Part 3: North Dakota Agriculture Today

Profile: A. F. Yeager

Figure 156. A. F. Yeager

Figure 156. A.F. Yeager, an early NDSU agronomist, developed the buttercup squash variety in 1932. (Institute for Regional Studies, NDSU, FYe 23.2)

Albert Franklin Yeager was born in Kansas in 1892. In 1919, at age 27, he moved to Fargo, North Dakota and began working in the Horticulture (HOR-tah-kul-chur) and Forestry Department at North Dakota State University.* HorticultureThe science of growing fruits, vegetables, and flowers is the science of growing fruits, vegetables, and flowers.

Yeager soon noticed that the climate in North Dakota presented gardeners with three major problems: (1) early frost; (2) not enough rainfall; and (3) harsh winters. Yeager made up his mind to help gardeners with these challenges. Nobody changes the weather, but Yeager had other ideas. He would develop special vegetables and fruits for North Dakota.

Yeager began his experiments. In 1927, his “Sunshine Sweet Corn” was featured in the catalog of Oscar H. Will & Company. During the same time that he had been working with sweet corn, Yeager was also experimenting with tomatoes. At the time, few tomatoes were raised in North Dakota because the plants would generally be killed by early frost.

After several years of experimenting, Yeager came up with a tomato plant that grew well in the region. He called the new variety “Bison.” Today, thanks to A. F. Yeager, tomatoes are popular garden items throughout North Dakota.

One of A. F. Yeager’s major accomplishments was the development of buttercup squash, which he introduced in 1932. This vegetable is a good source of many vitamins and minerals needed in a healthful diet.

Albert Franklin Yeager worked in North Dakota for 18 years. During that time, he developed more than 21 new varieties of vegetables and fruits.
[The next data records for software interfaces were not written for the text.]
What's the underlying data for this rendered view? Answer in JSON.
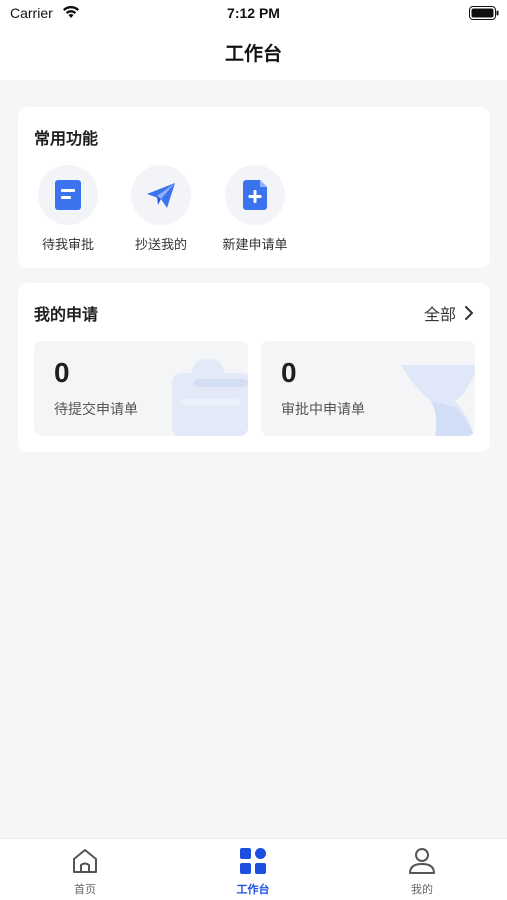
{
  "status_bar": {
    "carrier": "Carrier",
    "time": "7:12 PM"
  },
  "nav": {
    "title": "工作台"
  },
  "common": {
    "title": "常用功能",
    "items": [
      {
        "label": "待我审批",
        "icon": "document-icon"
      },
      {
        "label": "抄送我的",
        "icon": "paper-plane-icon"
      },
      {
        "label": "新建申请单",
        "icon": "new-file-icon"
      }
    ]
  },
  "my_applications": {
    "title": "我的申请",
    "view_all": "全部",
    "stats": [
      {
        "value": "0",
        "label": "待提交申请单"
      },
      {
        "value": "0",
        "label": "审批中申请单"
      }
    ]
  },
  "tabs": [
    {
      "label": "首页",
      "icon": "home-icon",
      "active": false
    },
    {
      "label": "工作台",
      "icon": "grid-icon",
      "active": true
    },
    {
      "label": "我的",
      "icon": "user-icon",
      "active": false
    }
  ],
  "colors": {
    "accent": "#1c4fe0",
    "icon_blue": "#3b72ee",
    "background": "#f5f6f8"
  }
}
Other scientists who worked with A. F. Yeager nicknamed him “Plant Wizard of the North.”

*North Dakota State University was known as North Dakota Agricultural College at the time A. F. Yeager did his research there.